State Statute Commonalities
Each state has its own set of regulations regarding workers’ compensation benefits, eligibility, appeals, and other aspects of the claims process. While the laws might differ slightly among individual states, they do share similar foundational characteristics.
For example, all states follow common standards for types of disability, namely temporary total disability, temporary partial disability, and permanent partial disability. Also common in all state workers’ compensation legislation is the fact that an employee must be unable to perform his or her job duties, either temporarily or permanently. Most employers will legally be required to carry workers’ compensation insurance, notify new employees of policies, and post state policies in a visible location at the jobsite.

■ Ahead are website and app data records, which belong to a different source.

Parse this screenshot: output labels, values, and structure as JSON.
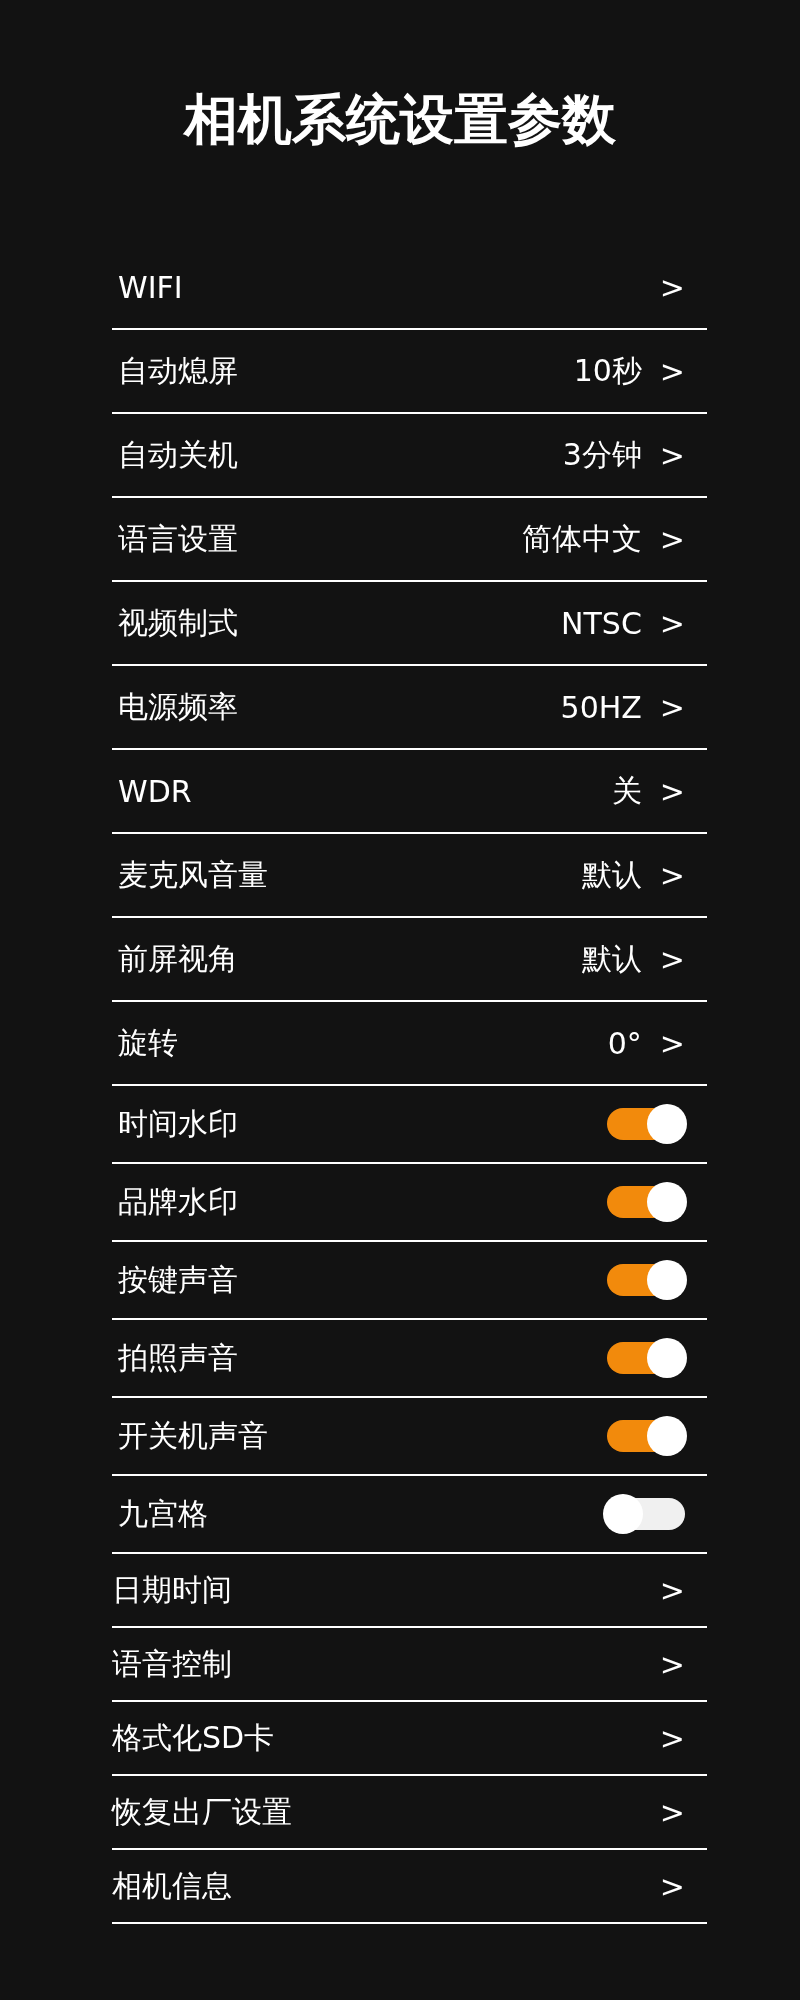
{
  "title": "相机系统设置参数",
  "items": [
    {
      "kind": "nav",
      "label": "WIFI",
      "arrow": ">"
    },
    {
      "kind": "nav",
      "label": "自动熄屏",
      "value": "10秒",
      "arrow": ">"
    },
    {
      "kind": "nav",
      "label": "自动关机",
      "value": "3分钟",
      "arrow": ">"
    },
    {
      "kind": "nav",
      "label": "语言设置",
      "value": "简体中文",
      "arrow": ">"
    },
    {
      "kind": "nav",
      "label": "视频制式",
      "value": "NTSC",
      "arrow": ">"
    },
    {
      "kind": "nav",
      "label": "电源频率",
      "value": "50HZ",
      "arrow": ">"
    },
    {
      "kind": "nav",
      "label": "WDR",
      "value": "关",
      "arrow": ">"
    },
    {
      "kind": "nav",
      "label": "麦克风音量",
      "value": "默认",
      "arrow": ">"
    },
    {
      "kind": "nav",
      "label": "前屏视角",
      "value": "默认",
      "arrow": ">"
    },
    {
      "kind": "nav",
      "label": "旋转",
      "value": "0°",
      "arrow": ">"
    },
    {
      "kind": "toggle",
      "label": "时间水印",
      "on": true
    },
    {
      "kind": "toggle",
      "label": "品牌水印",
      "on": true
    },
    {
      "kind": "toggle",
      "label": "按键声音",
      "on": true
    },
    {
      "kind": "toggle",
      "label": "拍照声音",
      "on": true
    },
    {
      "kind": "toggle",
      "label": "开关机声音",
      "on": true
    },
    {
      "kind": "toggle",
      "label": "九宫格",
      "on": false
    },
    {
      "kind": "link",
      "label": "日期时间",
      "arrow": ">"
    },
    {
      "kind": "link",
      "label": "语音控制",
      "arrow": ">"
    },
    {
      "kind": "link",
      "label": "格式化SD卡",
      "arrow": ">"
    },
    {
      "kind": "link",
      "label": "恢复出厂设置",
      "arrow": ">"
    },
    {
      "kind": "link",
      "label": "相机信息",
      "arrow": ">"
    }
  ]
}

All state workers’ compensation statutes require insurers to cover comprehensive medical expenses related to the illness or injury, including emergency room treatment, in-patient and out-patient care, medication, rehabilitation, surgeries, and adaptive living equipment. For workers who were fatally injured on the job, all states have provisions for providing benefits to surviving dependents and spouses.
Types of Disability
Check with a skilled workers’ compensation attorney near you to get specific information on how your state defines disability and the percentage benefits available based on each type of disability.
Temporary Total Disability: Injured workers who qualify for temporary total disability must be medically unable to perform any type of work available from their employer. The number of weeks one may receive benefits is limited for non-catastrophic injuries, or unlimited for catastrophic injuries.
Temporary Partial Disability: Temporary partial disability benefits are available to workers who are unable to perform their specific job duties now, but can return to work in a lesser capacity until they are fully recovered. Benefits help cover the cost of income difference.
Permanent Partial Disability: Workers who are unable to perform some job duties based on a partial disability can qualify to receive PPD benefits.
Permanent Total Disability: Injured workers with PTD are unable to perform any type of work, even sedentary jobs.
State Laws Regarding Benefit Amount
Hiring an attorney with years of experience helping injured workers can help you better understand your state laws and put you at an advantage during the workers’ compensation benefits claim process.
Litigation may be necessary to prove your injury occurred as a result of a job-related activity if the claim is disputed, or to prove that the injured worker is in fact medically disabled. Your attorney will interpret the laws with your best interests in mind and negotiate an agreeable payment schedule. If your state does not recognize a particular injury or illness, an attorney can work to change this in the legislation and get you covered under your company’s workers’ compensation insurance.